Old Grand-Dad is produced by Beam Suntory, the world’s No. 3 distilled spirits producer on the planet.
Because Old Grand-Dad 80-proof, Old Grand-Dad Bonded, Old Grand-Dad 114-proof and Basil Hayden’s bourbons all come from the same mash bill, it offers us the opportunity to do a side-by-side comparison based on proof gallons.
Proof gallons are a concept that the U.S. Government uses to determine taxes on distilled and maturing spirits. This metric allows record-keepers to compare a product like wine — which is bottled at about 15 percent ABV — with a bourbon bottled at 50 percent ABV. If, for example, tax rates need to know the volume of ‘booze’ being produced — rather than the volume of liquid — comparing proof gallons will give an exact measure across liquids with drastically different alcohol contents.

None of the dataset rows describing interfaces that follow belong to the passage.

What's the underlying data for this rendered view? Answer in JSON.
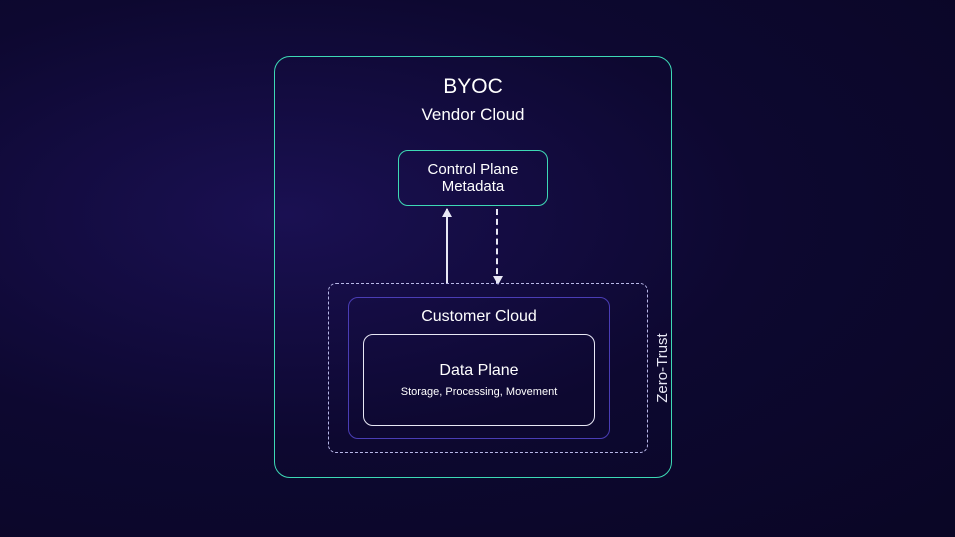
{
  "byoc": {
    "title": "BYOC",
    "subtitle": "Vendor Cloud"
  },
  "controlPlane": {
    "line1": "Control Plane",
    "line2": "Metadata"
  },
  "zeroTrust": {
    "label": "Zero-Trust"
  },
  "customerCloud": {
    "title": "Customer Cloud"
  },
  "dataPlane": {
    "title": "Data Plane",
    "subtitle": "Storage, Processing, Movement"
  }
}
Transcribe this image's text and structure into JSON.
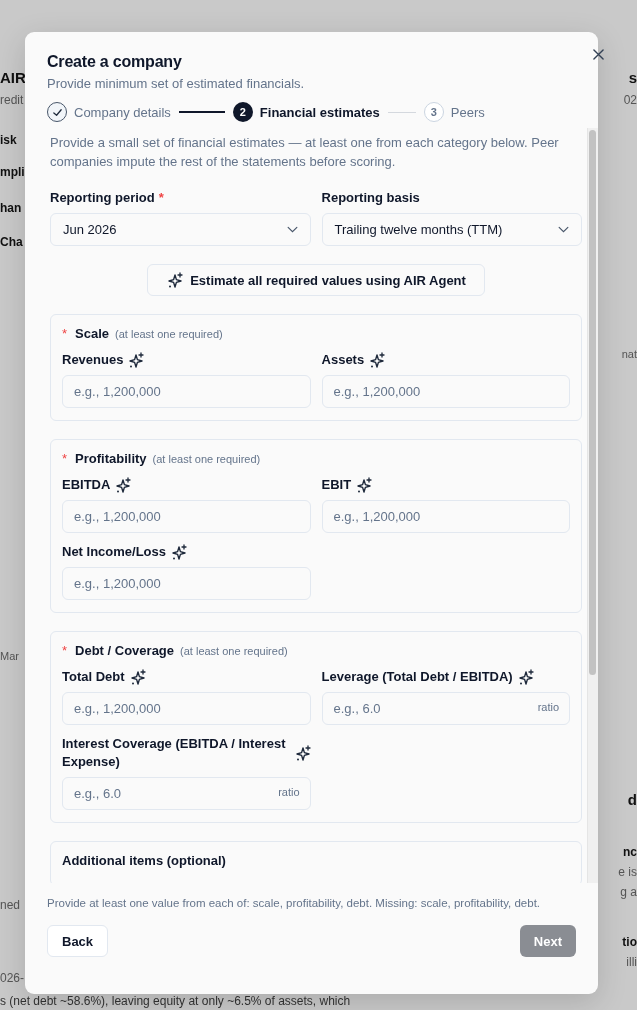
{
  "background": {
    "left_fragments": [
      {
        "text": "AIR",
        "kind": "title"
      },
      {
        "text": "redit",
        "kind": "muted"
      },
      {
        "text": "isk",
        "kind": "label"
      },
      {
        "text": "mpli",
        "kind": "label"
      },
      {
        "text": "han",
        "kind": "label"
      },
      {
        "text": "Cha",
        "kind": "label"
      },
      {
        "text": "Mar",
        "kind": "axis"
      },
      {
        "text": "ned",
        "kind": "muted"
      },
      {
        "text": "026-",
        "kind": "muted"
      }
    ],
    "right_fragments": [
      {
        "text": "s",
        "kind": "title"
      },
      {
        "text": "02",
        "kind": "muted"
      },
      {
        "text": "nat",
        "kind": "axis"
      },
      {
        "text": "d",
        "kind": "title"
      },
      {
        "text": "nc",
        "kind": "label"
      },
      {
        "text": "e is",
        "kind": "muted"
      },
      {
        "text": "g a",
        "kind": "muted"
      },
      {
        "text": "tio",
        "kind": "label"
      },
      {
        "text": "illi",
        "kind": "muted"
      }
    ],
    "bottom_text": "s (net debt ~58.6%), leaving equity at only ~6.5% of assets, which"
  },
  "dialog": {
    "title": "Create a company",
    "subtitle": "Provide minimum set of estimated financials.",
    "steps": [
      {
        "label": "Company details",
        "done": true,
        "selected": false
      },
      {
        "number": "2",
        "label": "Financial estimates",
        "done": false,
        "selected": true
      },
      {
        "number": "3",
        "label": "Peers",
        "done": false,
        "selected": false
      }
    ],
    "intro": "Provide a small set of financial estimates — at least one from each category below. Peer companies impute the rest of the statements before scoring.",
    "selects": [
      {
        "label": "Reporting period",
        "required_mark": "*",
        "value": "Jun 2026"
      },
      {
        "label": "Reporting basis",
        "value": "Trailing twelve months (TTM)"
      }
    ],
    "agent_button": "Estimate all required values using AIR Agent",
    "sections": [
      {
        "title": "Scale",
        "hint": "(at least one required)",
        "required_mark": "*",
        "fields": [
          {
            "label": "Revenues",
            "placeholder": "e.g., 1,200,000",
            "ai": true
          },
          {
            "label": "Assets",
            "placeholder": "e.g., 1,200,000",
            "ai": true
          }
        ]
      },
      {
        "title": "Profitability",
        "hint": "(at least one required)",
        "required_mark": "*",
        "fields": [
          {
            "label": "EBITDA",
            "placeholder": "e.g., 1,200,000",
            "ai": true
          },
          {
            "label": "EBIT",
            "placeholder": "e.g., 1,200,000",
            "ai": true
          },
          {
            "label": "Net Income/Loss",
            "placeholder": "e.g., 1,200,000",
            "ai": true
          }
        ]
      },
      {
        "title": "Debt / Coverage",
        "hint": "(at least one required)",
        "required_mark": "*",
        "fields": [
          {
            "label": "Total Debt",
            "placeholder": "e.g., 1,200,000",
            "ai": true
          },
          {
            "label": "Leverage (Total Debt / EBITDA)",
            "placeholder": "e.g., 6.0",
            "unit": "ratio",
            "ai": true
          },
          {
            "label": "Interest Coverage (EBITDA / Interest Expense)",
            "placeholder": "e.g., 6.0",
            "unit": "ratio",
            "ai": true
          }
        ]
      },
      {
        "title": "Additional items (optional)"
      }
    ],
    "footer_note": "Provide at least one value from each of: scale, profitability, debt. Missing: scale, profitability, debt.",
    "back_button": "Back",
    "next_button": {
      "label": "Next",
      "disabled": true
    }
  }
}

We wondered, which product is the best deal based on a proof-gallon basis? So, we put them in a head-to-head comparison to find out.
Old Grand-Dad 80-proof = $106.25 per proof gallon
Old Grand-Dad Bonded = $125 per proof gallon
Old Grand-Dad 114p = $100 per proof gallon
Basil Hayden’s = $268.75 per proof gallon
Is this an interesting comparison? Maybe.
Does it help the average shopper while out bourbon hunting? Probably not.
And is our methodology1 accurate? Mmmmn… Very suspect!
But what this comparison does help illustrate is the importance of maturation. As Non-Age Statement bourbons, both the 80-proof and 114-proof versions are similar in price. At 4 years, the Bonded is the next bourbon up the pricing ladder. And Basil Hayden’s — which is not only aged for about twice as long as the bonded version but also reflects a more premium brand offering with high-end packaging and the marketing spend to boot — costs about twice as much at retail as the most expensive Old Grand-Dad bottling.
1 OGD 80 = 0.16 proof gallons (750mL = 0.2 gal) / $17 = $106.25 per proof gallon
OGD Bonded = 0.2 proof gallons / $25 = $125 per proof gallon
OGD 114p = 0.23 proof gallons / $25 = $100 per proof gallon
Basil Hayden’s = 0.16 proof gallons / $43 = $268.75 per proof gallon